His decision to go with Rampage was due to the system’s ease of use, explains Johnson. “Some other systems have comparable functionality,” he notes. “The question is, how quickly can you get them to do what you want? If you’re spending hours programming the system, all you've done is traded one bottleneck for another, introduced more chance for error, and lost the flexibility needed to turn on a dime.”
According to Johnson, there is nothing flashy or eye-catching about the Rampage interface; something he views as a strength. “Some of the systems we evaluated looked like video games,” he asserts. “And when you peel back the onion and see what’s involved when setting up automated workflows, it’s dizzying. We have talented people, but what’s the sense of making their workday more difficult than necessary?”
The Marek Group started on version 7.2 of Rampage. Staying current with major version upgrades and point releases, the company installed Version 12.0 just weeks after it was first released in the fall of 2010. “We are aggressive here," states Johnson. "We really believe in technology. It’s how you get ahead of your competition. So we push ourselves, and we push our vendors. We don’t wait for every edge to get smoothed off.”
Team members feed jobs in bulk to Rampage; pages that require special attention or that are rejected by the software become Johnson's responsibility. Two things in particular have cut down on the number of exception files that require his scrutiny, Johnson notes. One is PDF Fixer, a recent addition to Rampage that detects and corrects common issues, based on Marek’s preferences for color management, font handling, and other common issues. “The labor savings with PDF Fixer,” states Johnson, “have been astounding; cutting operator intervention from about 50 percent to less than five percent.”

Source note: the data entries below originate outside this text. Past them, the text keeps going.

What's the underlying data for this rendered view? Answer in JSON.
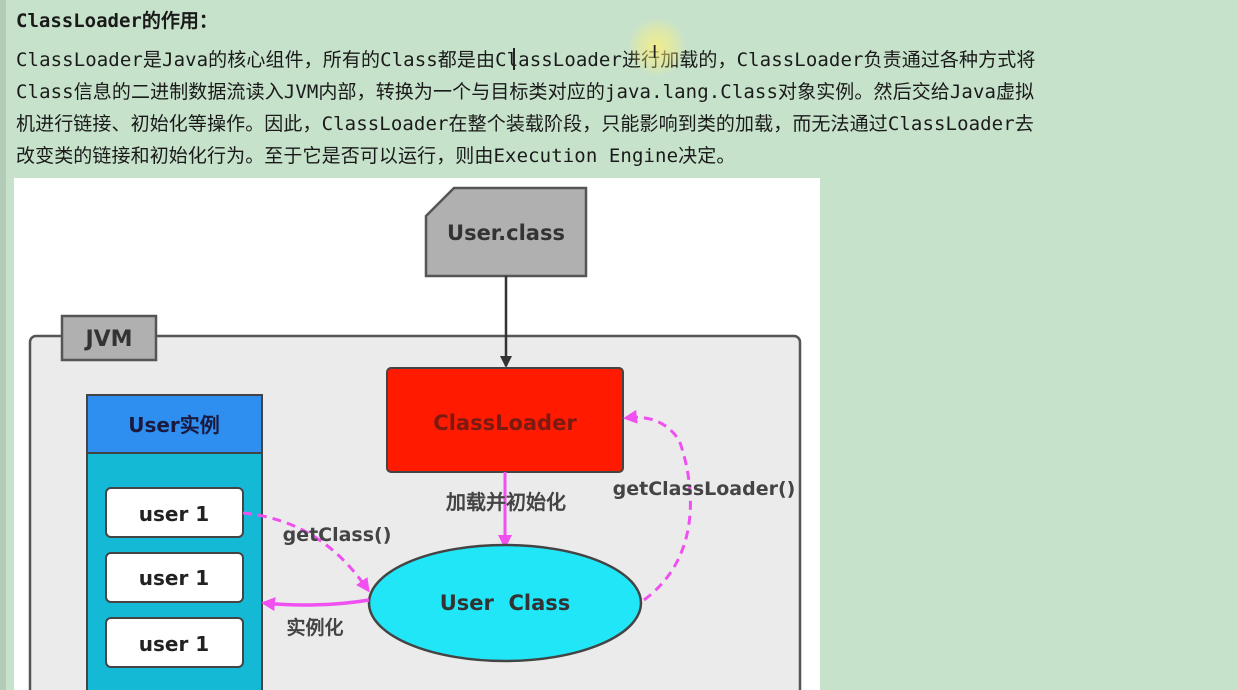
{
  "heading": "ClassLoader的作用：",
  "paragraph": [
    "ClassLoader是Java的核心组件，所有的Class都是由ClassLoader进行加载的，ClassLoader负责通过各种方式将",
    "Class信息的二进制数据流读入JVM内部，转换为一个与目标类对应的java.lang.Class对象实例。然后交给Java虚拟",
    "机进行链接、初始化等操作。因此，ClassLoader在整个装载阶段，只能影响到类的加载，而无法通过ClassLoader去",
    "改变类的链接和初始化行为。至于它是否可以运行，则由Execution Engine决定。"
  ],
  "diagram": {
    "file_label": "User.class",
    "jvm_label": "JVM",
    "classloader_label": "ClassLoader",
    "instances_header": "User实例",
    "instances": [
      "user 1",
      "user 1",
      "user 1"
    ],
    "user_class_label": "User  Class",
    "load_init_label": "加载并初始化",
    "get_classloader_label": "getClassLoader()",
    "get_class_label": "getClass()",
    "instantiate_label": "实例化",
    "colors": {
      "classloader_fill": "#ff1a00",
      "instances_header_fill": "#2f8ff0",
      "instances_body_fill": "#14b9d6",
      "user_class_fill": "#20e6f7",
      "arrow_magenta": "#f050f0",
      "jvm_fill": "#ebebeb",
      "file_fill": "#b0b0b0"
    }
  }
}
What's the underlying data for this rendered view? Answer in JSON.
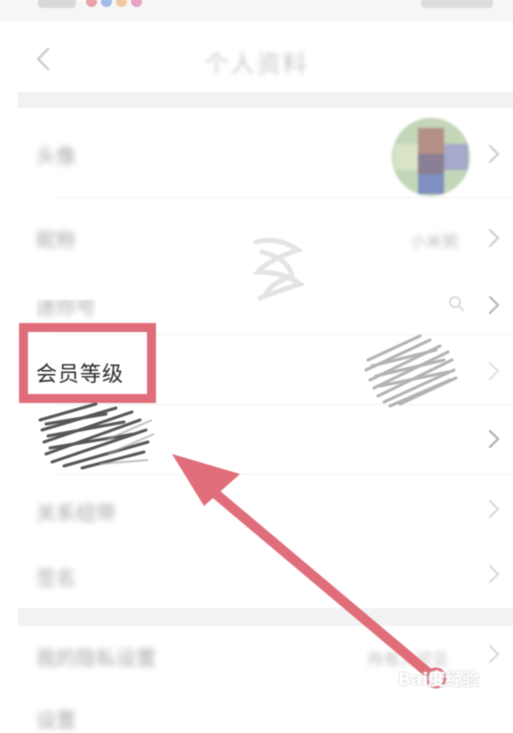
{
  "overlay": {
    "highlight_text": "会员等级",
    "watermark": "Bai度经验"
  },
  "colors": {
    "annotation": "#e06d7a",
    "section_gap": "#f2f2f4",
    "chevron": "#cfcfcf"
  },
  "icons": {
    "back": "chevron-left-icon",
    "row_arrow": "chevron-right-icon"
  }
}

Another key factor is customer training. "The biggest drag on any prepress department is poorly-made files," says Johnson. "A few simple suggestions tip the scales in our favor."
In and Out
JDF Hot Folders were also introduced in Marek's upgrade to Rampage Version 12. Imposition instructions in Job Definition Format (JDF) are linked to Hot Folders that contain all other processing variables, such as linescreen, black overprint thresholds, and spot color handling. Initiating a job is as simple as appending the file name with the job number and dragging it to a folder on the network. This spawns the job in Rampage, taking it as far downstream as the operator wants.
Marek's use of JDF Hot Folders started with two weekly publications that run on tight deadlines. The files arrive early in the afternoon and are prepped, printed, finished, and mailed the same day. “If you are a pubs printer, you are staffed, equipped, and mentally wired for same-day turns,” says Johnson. “Our primary focus is direct mail, which has a little more wiggle room, but we think it’s healthy from a competitive stance to tell our customers that they can ask for anything, and we’ll deliver.”
An Inside Look
Johnson believes that many businesses look for silver bullets when they should, in fact, continuously scrutinize existing systems, people, and processes. “When we get a new release from any supplier, we crack it open to see if there is something that can speed things up, reduce errors, save materials…whatever,” states Johnson. “And guess what? There always is, but the Catch 22 is that most people miss these because they are too busy and default to the way things have always been done. Software is not static. It evolves, and we make sure we evolve with it.”
Adds Johnson, “In doing so, we've increased our throughput without adding personnel, without huge capital purchases, and without discernible disruption to daily operations. One final point: I would not attempt to be this progressive without the near instant access we have to the Rampage Helpdesk. Our maintenance agreement costs next to nothing, and we still get what we consider the best support in the industry.”